Exercise description
Print all records exactly, pictures left out.

Provided records
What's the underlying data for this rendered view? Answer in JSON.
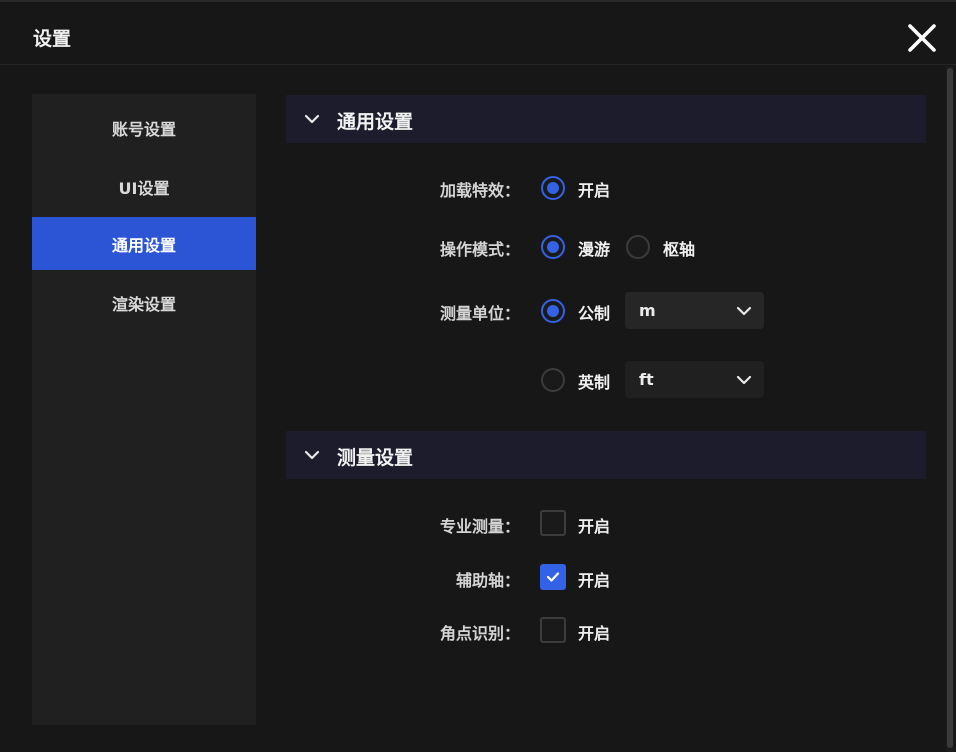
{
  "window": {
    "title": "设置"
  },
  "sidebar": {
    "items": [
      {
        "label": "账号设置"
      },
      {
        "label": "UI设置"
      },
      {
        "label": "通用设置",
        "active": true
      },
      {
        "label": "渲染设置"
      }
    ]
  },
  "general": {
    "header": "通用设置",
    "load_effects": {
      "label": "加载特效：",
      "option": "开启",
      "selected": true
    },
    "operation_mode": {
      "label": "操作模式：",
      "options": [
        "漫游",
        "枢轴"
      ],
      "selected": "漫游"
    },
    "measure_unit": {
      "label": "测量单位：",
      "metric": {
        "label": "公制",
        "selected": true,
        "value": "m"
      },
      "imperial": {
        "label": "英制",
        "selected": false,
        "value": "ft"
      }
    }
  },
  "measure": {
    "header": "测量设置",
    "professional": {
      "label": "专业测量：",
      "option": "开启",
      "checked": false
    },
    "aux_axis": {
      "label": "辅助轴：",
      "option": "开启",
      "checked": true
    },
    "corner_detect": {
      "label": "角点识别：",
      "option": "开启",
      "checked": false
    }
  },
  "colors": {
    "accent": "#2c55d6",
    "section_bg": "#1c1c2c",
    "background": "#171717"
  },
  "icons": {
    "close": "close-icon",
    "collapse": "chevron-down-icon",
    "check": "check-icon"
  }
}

Solution to this task
What's the underlying data for this rendered view? Answer in JSON.
{
  "window": {
    "title": "设置"
  },
  "sidebar": {
    "items": [
      {
        "label": "账号设置"
      },
      {
        "label": "UI设置"
      },
      {
        "label": "通用设置",
        "active": true
      },
      {
        "label": "渲染设置"
      }
    ]
  },
  "general": {
    "header": "通用设置",
    "load_effects": {
      "label": "加载特效：",
      "option": "开启",
      "selected": true
    },
    "operation_mode": {
      "label": "操作模式：",
      "options": [
        "漫游",
        "枢轴"
      ],
      "selected": "漫游"
    },
    "measure_unit": {
      "label": "测量单位：",
      "metric": {
        "label": "公制",
        "selected": true,
        "value": "m"
      },
      "imperial": {
        "label": "英制",
        "selected": false,
        "value": "ft"
      }
    }
  },
  "measure": {
    "header": "测量设置",
    "professional": {
      "label": "专业测量：",
      "option": "开启",
      "checked": false
    },
    "aux_axis": {
      "label": "辅助轴：",
      "option": "开启",
      "checked": true
    },
    "corner_detect": {
      "label": "角点识别：",
      "option": "开启",
      "checked": false
    }
  },
  "colors": {
    "accent": "#2c55d6",
    "section_bg": "#1c1c2c",
    "background": "#171717"
  },
  "icons": {
    "close": "close-icon",
    "collapse": "chevron-down-icon",
    "check": "check-icon"
  }
}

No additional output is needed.